Dr. Rethman continues, "Gingivectomies are seldom appropriate other than for suprabony pocketing. Furthermore, gingivectomies are most often used to remove excess gingiva that is coronal to the cemento-enamel junction."

It would seem that the doctor's use of gingivectomy is based in some historical protocol. However, we are more knowledgeable today about effective treatments for periodontal disease than at any time in the past. Every clinician has the burden, by virtue of being licensed by his/her state licensing board, to stay current with treatment protocols. That is why continuing education is mandated throughout the country. Failure to stay current regarding treatment protocols results in an undesirable treatment outcome and a possible danger to the patient. The liability risk is high for the doctor if a patient ever decides to sue for malpractice related to his unorthodox treatment. As a hygienist, you are also at some theoretical risk, although I don't know of a situation similar to this when a hygienist has been sued.

At the other end of the spectrum are those clinicians who espouse new and emerging treatment protocols that are untested and largely unproven by unbiased sources. They also risk liability. When a new treatment is advertised as a "profit center" for the practice, I get an uneasy feeling. The goal of any "new" treatment modality should be to enhance/improve the care provided for those people who place their trust in us, not lighten their bank accounts. If a patient decides to sue a clinician for malpractice related to a treatment outcome involving "novel" treatment, the clinician could be charged with practicing outside the standard of care. It could be that the care delivered is not the currently accepted standard of care.

It is unfortunate that your employer has not stayed current and is treating unknowing patients with incorrect, unethical treatment that causes pain and results that are not esthetic. Whether you should continue to work in his practice will require some soul-searching. If I was in your position, I would probably leave.
Best wishes,

About the Author

Dianne Glasscoe-Watterson, RDH, BS, is a professional speaker, writer, and consultant to dental practices across the United States.

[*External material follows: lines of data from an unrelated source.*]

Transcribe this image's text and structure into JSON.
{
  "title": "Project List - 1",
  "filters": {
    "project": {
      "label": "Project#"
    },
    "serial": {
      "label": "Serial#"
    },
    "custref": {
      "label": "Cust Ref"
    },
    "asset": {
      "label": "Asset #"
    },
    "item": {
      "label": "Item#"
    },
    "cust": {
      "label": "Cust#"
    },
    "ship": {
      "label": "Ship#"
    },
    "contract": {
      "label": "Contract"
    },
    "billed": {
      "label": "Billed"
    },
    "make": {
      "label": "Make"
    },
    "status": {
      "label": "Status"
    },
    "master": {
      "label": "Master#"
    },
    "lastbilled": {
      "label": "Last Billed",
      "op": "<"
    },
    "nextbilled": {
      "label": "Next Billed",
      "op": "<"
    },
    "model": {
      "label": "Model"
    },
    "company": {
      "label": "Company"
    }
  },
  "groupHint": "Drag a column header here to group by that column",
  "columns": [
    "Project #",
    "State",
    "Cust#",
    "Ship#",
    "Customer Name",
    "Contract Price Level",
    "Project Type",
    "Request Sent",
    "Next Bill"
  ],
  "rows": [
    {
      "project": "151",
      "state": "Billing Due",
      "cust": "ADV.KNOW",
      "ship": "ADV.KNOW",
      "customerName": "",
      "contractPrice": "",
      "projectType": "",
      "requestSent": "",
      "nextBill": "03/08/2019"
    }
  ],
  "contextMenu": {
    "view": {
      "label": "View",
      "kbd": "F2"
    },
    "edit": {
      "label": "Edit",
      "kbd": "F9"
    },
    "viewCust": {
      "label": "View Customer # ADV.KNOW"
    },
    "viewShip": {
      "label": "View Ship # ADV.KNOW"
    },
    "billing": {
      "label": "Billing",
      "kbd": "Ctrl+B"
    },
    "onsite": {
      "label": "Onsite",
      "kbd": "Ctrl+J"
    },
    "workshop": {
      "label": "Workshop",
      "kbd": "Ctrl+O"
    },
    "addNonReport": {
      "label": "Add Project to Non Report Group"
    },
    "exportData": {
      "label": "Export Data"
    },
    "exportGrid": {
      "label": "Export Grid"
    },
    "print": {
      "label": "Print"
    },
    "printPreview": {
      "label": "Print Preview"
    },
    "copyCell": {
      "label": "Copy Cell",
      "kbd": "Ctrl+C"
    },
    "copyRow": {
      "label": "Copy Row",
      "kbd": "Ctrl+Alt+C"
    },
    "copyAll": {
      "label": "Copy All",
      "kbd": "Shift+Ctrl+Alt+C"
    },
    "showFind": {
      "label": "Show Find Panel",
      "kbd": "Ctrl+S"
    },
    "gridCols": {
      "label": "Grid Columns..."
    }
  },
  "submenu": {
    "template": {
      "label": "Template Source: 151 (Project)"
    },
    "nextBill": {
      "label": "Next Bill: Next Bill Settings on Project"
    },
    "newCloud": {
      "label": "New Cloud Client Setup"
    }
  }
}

She is CEO of Professional Dental Management, based in Frederick, Md. To contact Glasscoe-Watterson for speaking or consulting, call (301) 874-5240 or e-mail [email protected]. Visit her Web site at